Référence bibliographique 
Rennick, Janet E., Stremler, Robyn, Horwood, Linda, Aita, Marilyn, Lavoie, Tanya, Majnemer, Annette, Antonacci, Marie, Knox, Alyssa et Constantin, Evelyn. 2018. «A Pilot Randomized Controlled Trial of an Intervention to Promote Psychological Well-Being in Critically Ill Children: Soothing Through Touch, Reading, and Music ». Pediatric Critical Care Medicine, vol. 19, no 7, p. e358-e366.
«The objective of this study was to examine the feasibility and acceptability of PICU [Pediatric Intensive Care Unit] Soothing, including study methods, procedures, and outcome measures for later use in a full-scale RCT [randomized controlled trial]. [The authors] also explored group differences on clinically important psychological outcomes, including child distress, anxiety, and sleep, and parent anxiety in the PICU, on hospital wards, and 3 months post discharge.» (p. e359)
L’échantillon est composé de 10 dyades parent-enfant recrutées auprès de l’unité de soins intensifs pédiatriques et de l’unité de soins de médecine-chirurgie d’un hôpital pédiatrique québécois.
- Grille d’observation
- Guide d’entretien semi-directif
Type de traitement des données :
Analyse de contenu
The results show that parent «trait anxiety was similar across groups, whereas IG [intervention group] state anxiety was higher at PICU enrollment.
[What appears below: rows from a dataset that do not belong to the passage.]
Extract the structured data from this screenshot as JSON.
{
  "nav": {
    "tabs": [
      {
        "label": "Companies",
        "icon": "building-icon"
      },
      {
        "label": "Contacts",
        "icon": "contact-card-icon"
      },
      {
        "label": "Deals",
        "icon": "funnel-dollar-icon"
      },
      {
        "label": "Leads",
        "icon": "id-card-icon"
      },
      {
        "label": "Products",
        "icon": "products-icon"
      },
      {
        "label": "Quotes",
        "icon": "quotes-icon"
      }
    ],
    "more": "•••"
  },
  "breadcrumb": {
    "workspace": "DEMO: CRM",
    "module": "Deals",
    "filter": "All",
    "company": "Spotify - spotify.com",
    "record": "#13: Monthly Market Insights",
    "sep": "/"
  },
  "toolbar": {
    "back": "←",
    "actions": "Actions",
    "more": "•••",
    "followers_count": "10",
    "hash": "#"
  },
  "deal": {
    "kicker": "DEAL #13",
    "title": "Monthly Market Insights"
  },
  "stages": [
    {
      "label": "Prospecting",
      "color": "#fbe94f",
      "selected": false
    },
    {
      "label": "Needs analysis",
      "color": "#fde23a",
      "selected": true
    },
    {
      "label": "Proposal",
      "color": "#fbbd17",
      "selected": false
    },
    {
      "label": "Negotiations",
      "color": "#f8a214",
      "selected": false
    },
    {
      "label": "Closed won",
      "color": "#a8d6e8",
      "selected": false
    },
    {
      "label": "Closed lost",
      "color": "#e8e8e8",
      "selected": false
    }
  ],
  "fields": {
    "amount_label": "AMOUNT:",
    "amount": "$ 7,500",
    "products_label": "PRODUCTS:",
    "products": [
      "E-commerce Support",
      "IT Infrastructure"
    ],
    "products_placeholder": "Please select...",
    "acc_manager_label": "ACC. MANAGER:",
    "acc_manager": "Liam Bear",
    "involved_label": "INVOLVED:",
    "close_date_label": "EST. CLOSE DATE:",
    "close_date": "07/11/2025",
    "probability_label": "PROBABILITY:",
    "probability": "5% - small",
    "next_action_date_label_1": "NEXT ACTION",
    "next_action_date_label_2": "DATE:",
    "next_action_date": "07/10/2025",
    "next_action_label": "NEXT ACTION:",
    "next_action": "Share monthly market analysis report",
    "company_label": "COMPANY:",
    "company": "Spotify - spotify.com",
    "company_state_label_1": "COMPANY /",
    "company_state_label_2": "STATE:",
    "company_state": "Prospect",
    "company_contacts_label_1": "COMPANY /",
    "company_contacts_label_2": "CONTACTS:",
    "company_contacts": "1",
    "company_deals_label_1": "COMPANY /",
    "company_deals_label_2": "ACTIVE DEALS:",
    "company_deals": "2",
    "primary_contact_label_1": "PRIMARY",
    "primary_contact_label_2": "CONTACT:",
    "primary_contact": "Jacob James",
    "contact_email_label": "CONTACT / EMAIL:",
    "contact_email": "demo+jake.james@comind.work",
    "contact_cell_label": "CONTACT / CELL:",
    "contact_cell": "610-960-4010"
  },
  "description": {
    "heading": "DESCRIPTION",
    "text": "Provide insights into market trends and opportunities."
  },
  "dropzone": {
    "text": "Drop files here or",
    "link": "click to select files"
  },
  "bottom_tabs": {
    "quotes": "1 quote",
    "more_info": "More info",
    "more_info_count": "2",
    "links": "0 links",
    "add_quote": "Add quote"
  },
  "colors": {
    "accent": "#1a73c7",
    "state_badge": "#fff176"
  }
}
IG parents’ state anxiety reduced markedly following ward transfer, whereas CG [control group] parents demonstrated little change upon transfer. These findings, combined with parent and nurse interview data, suggest that PICU Soothing may improve parents’ psychological well-being. One mother, whose child was agitated prior to the intervention, was observed to be highly anxious and to have difficulty reading. All parents (including the aforementioned parent) and children responded positively to the music component of the intervention. Furthermore, all parents continued the intervention on the ward and felt their children responded positively. Caregiving approaches developed in partnership with parents, and that mimic home routines, may help alleviate parental anxiety […]. This is important in view of the significant longitudinal relationship between parent and child distress during and following hospitalization […]. [The authors finally] suggest parent anxiety is an important hospital-based indicator of the effectiveness of PICU Soothing. [Overall, the] intervention helped parents soothe their children through touch, reading, and music. It was acceptable to parents, children, and staff and feasible to implement in the PICU and wards. Nurses and parents observed that the intervention was calming for children and parents.» (p. e363)